For some reason they also censored the corpses, but only those of the Burnout enemies. While they usually shrink until they are gone, they simply dissolve in the German version. Why this way of “removing” the corpse is better than the other one — your guess is as good as mine here. And while we’re at corpses: some special fire modes leave only a skeleton behind in the uncensored version. This doesn’t happen in the German version.
And last but not least, of course the cutscenes were censored in this way too.
It’s a miracle that they actually kept three things uncensored: corpses still have ragdoll effects (they like to remove those), the spider enemies still splatter into pieces, and the pre-rendered cutscenes are untouched.
Now after the trailer and seeing the uncut version, nobody here really expected this game to come over here uncensored. But censoring a recent game on this level is almost unique (the only other example that comes to mind is Left 4 Dead 2, which I will cover eventually in its own entry). That this game still got rated 18+ is a slap in the face.
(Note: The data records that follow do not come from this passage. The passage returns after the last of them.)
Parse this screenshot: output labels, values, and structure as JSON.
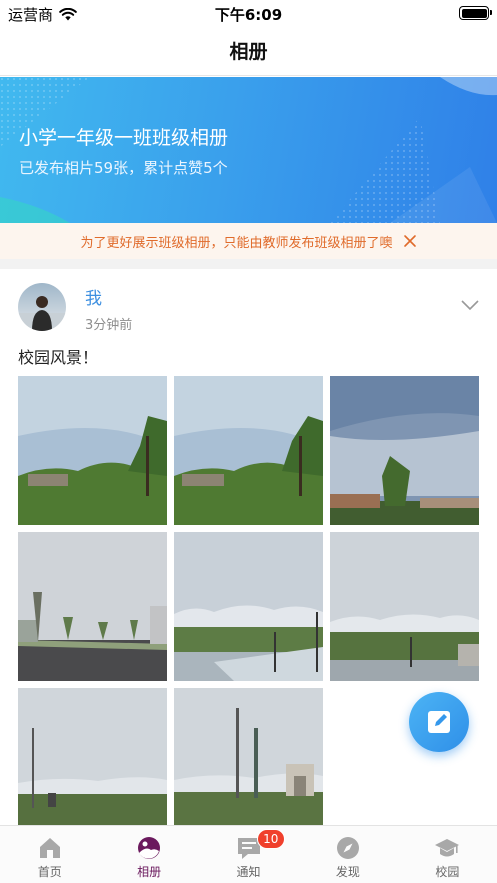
{
  "status_bar": {
    "carrier": "运营商",
    "time": "下午6:09"
  },
  "nav": {
    "title": "相册"
  },
  "banner": {
    "album_title": "小学一年级一班班级相册",
    "album_sub": "已发布相片59张，累计点赞5个"
  },
  "notice": {
    "text": "为了更好展示班级相册，只能由教师发布班级相册了噢"
  },
  "post": {
    "author": "我",
    "time": "3分钟前",
    "text": "校园风景！",
    "photo_count": 8
  },
  "tabs": [
    {
      "label": "首页",
      "icon": "home-icon"
    },
    {
      "label": "相册",
      "icon": "album-icon"
    },
    {
      "label": "通知",
      "icon": "notice-icon",
      "badge": "10"
    },
    {
      "label": "发现",
      "icon": "compass-icon"
    },
    {
      "label": "校园",
      "icon": "campus-icon"
    }
  ],
  "colors": {
    "accent": "#3d8fe0",
    "banner": "#3aa0ec",
    "notice_text": "#e06b2b",
    "tab_active": "#6b1a5e",
    "badge": "#f0402c"
  }
}
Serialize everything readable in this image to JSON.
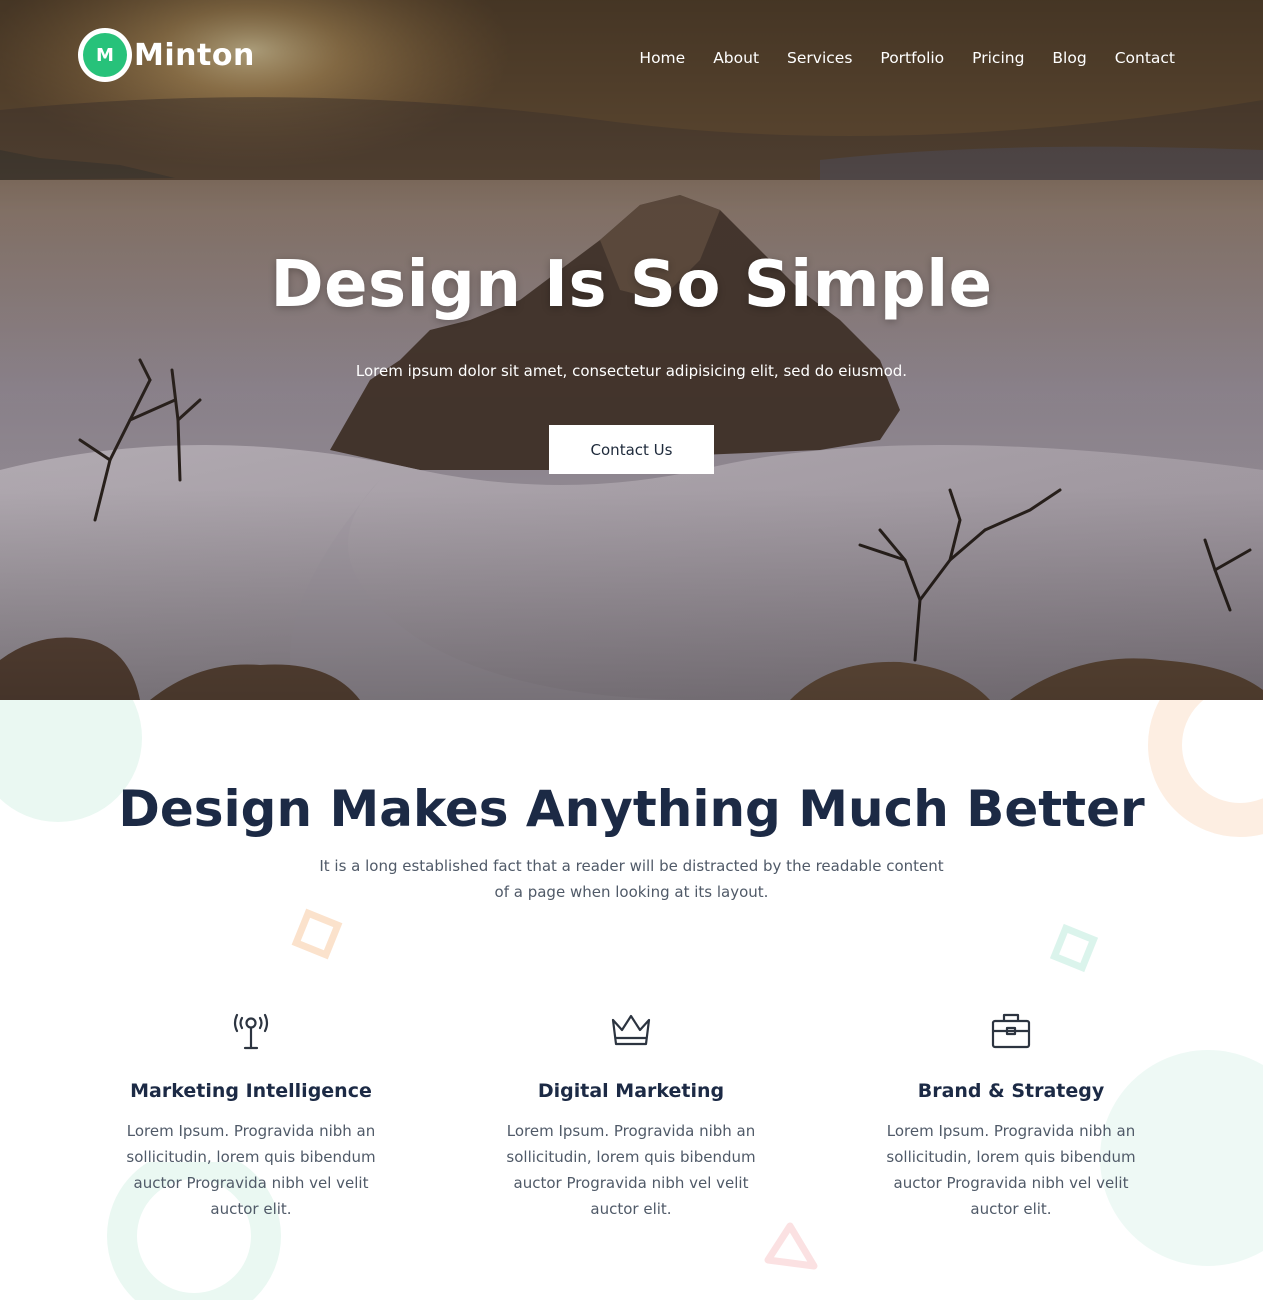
{
  "brand": {
    "logo_letter": "M",
    "name": "Minton",
    "accent_color": "#27c27a"
  },
  "nav": {
    "items": [
      {
        "label": "Home"
      },
      {
        "label": "About"
      },
      {
        "label": "Services"
      },
      {
        "label": "Portfolio"
      },
      {
        "label": "Pricing"
      },
      {
        "label": "Blog"
      },
      {
        "label": "Contact"
      }
    ]
  },
  "hero": {
    "title": "Design Is So Simple",
    "subtitle": "Lorem ipsum dolor sit amet, consectetur adipisicing elit, sed do eiusmod.",
    "cta_label": "Contact Us"
  },
  "features": {
    "title": "Design Makes Anything Much Better",
    "description": "It is a long established fact that a reader will be distracted by the readable content of a page when looking at its layout.",
    "cards": [
      {
        "icon": "antenna-icon",
        "title": "Marketing Intelligence",
        "text": "Lorem Ipsum. Progravida nibh an sollicitudin, lorem quis bibendum auctor Progravida nibh vel velit auctor elit."
      },
      {
        "icon": "crown-icon",
        "title": "Digital Marketing",
        "text": "Lorem Ipsum. Progravida nibh an sollicitudin, lorem quis bibendum auctor Progravida nibh vel velit auctor elit."
      },
      {
        "icon": "briefcase-icon",
        "title": "Brand & Strategy",
        "text": "Lorem Ipsum. Progravida nibh an sollicitudin, lorem quis bibendum auctor Progravida nibh vel velit auctor elit."
      }
    ]
  },
  "colors": {
    "heading": "#1c2a45",
    "body_text": "#505a68",
    "deco_mint": "#e6f7f0",
    "deco_peach": "#fdeadb",
    "deco_pink": "#fbe0e0"
  }
}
And you know a game’s censorship is really bad, when even the German magazines complain about it (you can consider yourself lucky when they even MENTION that the game is being censored). This is censorship in its worst form and the German version of this game isn’t worth one single cent, seeing how this game simply lives off its over-the-top violence.
Another slap in the face was an interview with People Can Fly’s former boss, Adrian Chmielarz. In an interview in 2010 he said:
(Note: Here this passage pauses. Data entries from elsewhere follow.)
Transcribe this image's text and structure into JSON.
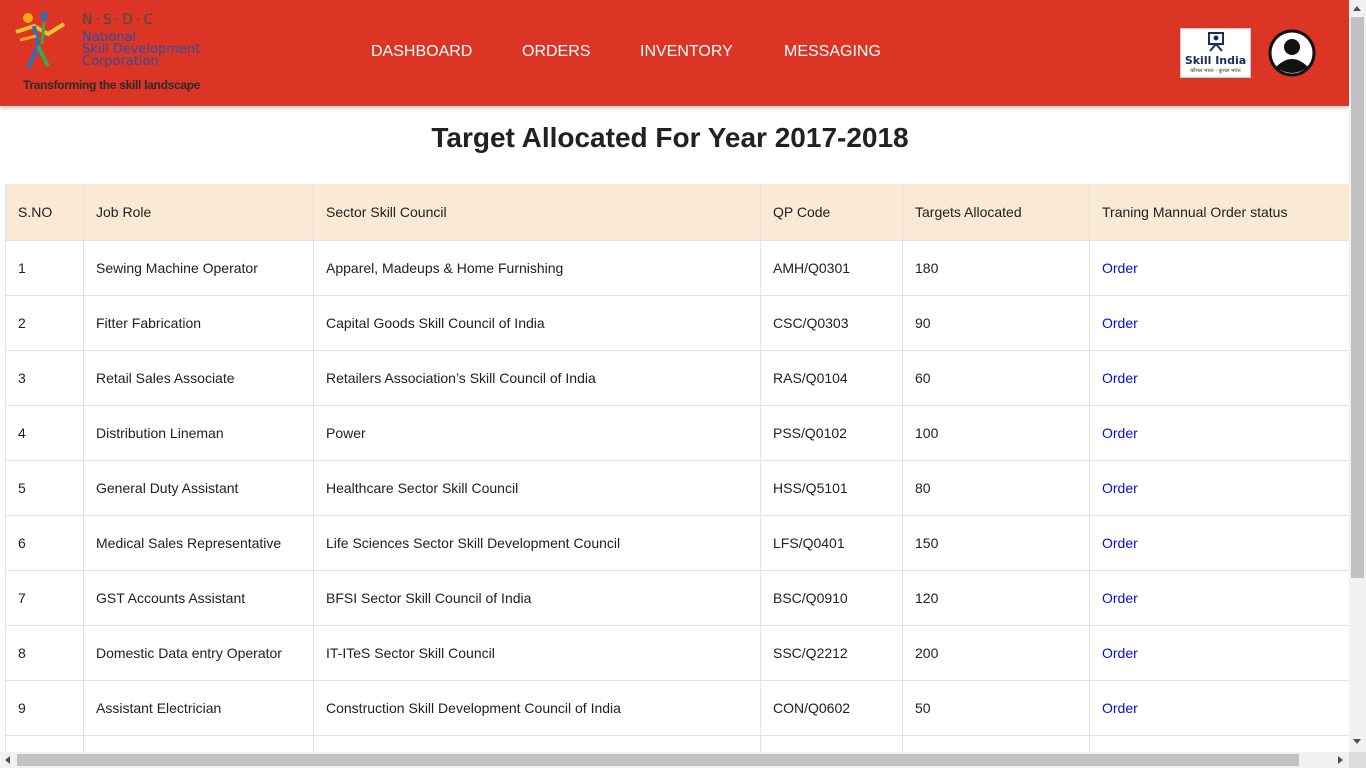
{
  "header": {
    "logo": {
      "acronym": "N·S·D·C",
      "line1": "National",
      "line2": "Skill Development",
      "line3": "Corporation",
      "tagline": "Transforming the skill landscape"
    },
    "nav": [
      "DASHBOARD",
      "ORDERS",
      "INVENTORY",
      "MESSAGING"
    ],
    "skill_india": {
      "title": "Skill India",
      "subtitle": "कौशल भारत - कुशल भारत"
    },
    "avatar_icon": "user-circle-icon"
  },
  "page_title": "Target Allocated For Year 2017-2018",
  "table": {
    "columns": [
      "S.NO",
      "Job Role",
      "Sector Skill Council",
      "QP Code",
      "Targets Allocated",
      "Traning Mannual Order status"
    ],
    "rows": [
      {
        "sno": "1",
        "job_role": "Sewing Machine Operator",
        "ssc": "Apparel, Madeups & Home Furnishing",
        "qp": "AMH/Q0301",
        "target": "180",
        "status": "Order"
      },
      {
        "sno": "2",
        "job_role": "Fitter Fabrication",
        "ssc": "Capital Goods Skill Council of India",
        "qp": "CSC/Q0303",
        "target": "90",
        "status": "Order"
      },
      {
        "sno": "3",
        "job_role": "Retail Sales Associate",
        "ssc": "Retailers Association’s Skill Council of India",
        "qp": "RAS/Q0104",
        "target": "60",
        "status": "Order"
      },
      {
        "sno": "4",
        "job_role": "Distribution Lineman",
        "ssc": "Power",
        "qp": "PSS/Q0102",
        "target": "100",
        "status": "Order"
      },
      {
        "sno": "5",
        "job_role": "General Duty Assistant",
        "ssc": "Healthcare Sector Skill Council",
        "qp": "HSS/Q5101",
        "target": "80",
        "status": "Order"
      },
      {
        "sno": "6",
        "job_role": "Medical Sales Representative",
        "ssc": "Life Sciences Sector Skill Development Council",
        "qp": "LFS/Q0401",
        "target": "150",
        "status": "Order"
      },
      {
        "sno": "7",
        "job_role": "GST Accounts Assistant",
        "ssc": "BFSI Sector Skill Council of India",
        "qp": "BSC/Q0910",
        "target": "120",
        "status": "Order"
      },
      {
        "sno": "8",
        "job_role": "Domestic Data entry Operator",
        "ssc": "IT-ITeS Sector Skill Council",
        "qp": "SSC/Q2212",
        "target": "200",
        "status": "Order"
      },
      {
        "sno": "9",
        "job_role": "Assistant Electrician",
        "ssc": "Construction Skill Development Council of India",
        "qp": "CON/Q0602",
        "target": "50",
        "status": "Order"
      },
      {
        "sno": "",
        "job_role": "",
        "ssc": "",
        "qp": "",
        "target": "",
        "status": ""
      }
    ]
  },
  "colors": {
    "header_bg": "#dc3425",
    "table_header_bg": "#f9e9d5",
    "link": "#0b0bd8"
  }
}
“Luckily for us, we haven’t been asked by anybody to tone down the violence. This is a game for adult people and I hope people realize these characters are not real. We will have things like mature language filters, so if you want to turn it down yourself if you want to. If that then makes it possible to release Bulletstorm in Germany? I have no idea. We’re working on it, I guess. If we can, it will be awesome […] We want to give this to German players, which is a big PC market. But if we can’t… there’s always Amazon.“
The last part is the important one here. Basically he said: this game will come uncensored or you’ll have to import it. (Yes, this is me interpreting the text.) And this time even EA chimed in and stated that they would try anything to get Bulletstorm in an uncensored state to Germany. Yes, EA tried to do the right thing for once.
As you can see, that didn’t work out. Thinking about it, I can only imagine they tried to make the German version as useless as possible on purpose. Because all of this censorship would definitely not have been necessary for a rating in Germany. That they really wanted to rip the game of all of its atmosphere (“Oh my god, our spaceship crashed, and the whole crew died. No, there are no corpses for you to see, you monster.”) as a form of satire. I can’t explain this version in any other way.
So, if you just read this blog and never read any of my blogs before this: go on and do it. You will find a list of all my censorship related entries in chronological order on the right. Because I will go on break for a while now with this stuff and collect some new ideas and material for more episodes, take care of some things and try to simply just game a bit again. I’m doing these blogs since last April now and I feel that the batteries are drained a bit. And if you enjoyed my entries so far, don’t fret: they will come back. It just takes some time. If you have any questions regarding the censorship in Germany in the meantime, just hit me up via PM. And if you understand German you can check out my pals at schnittberichte.com, which is also where I steal all the pictures from. And if you are interested in Anime censorship reports, check my profile, there are a few hundred up there.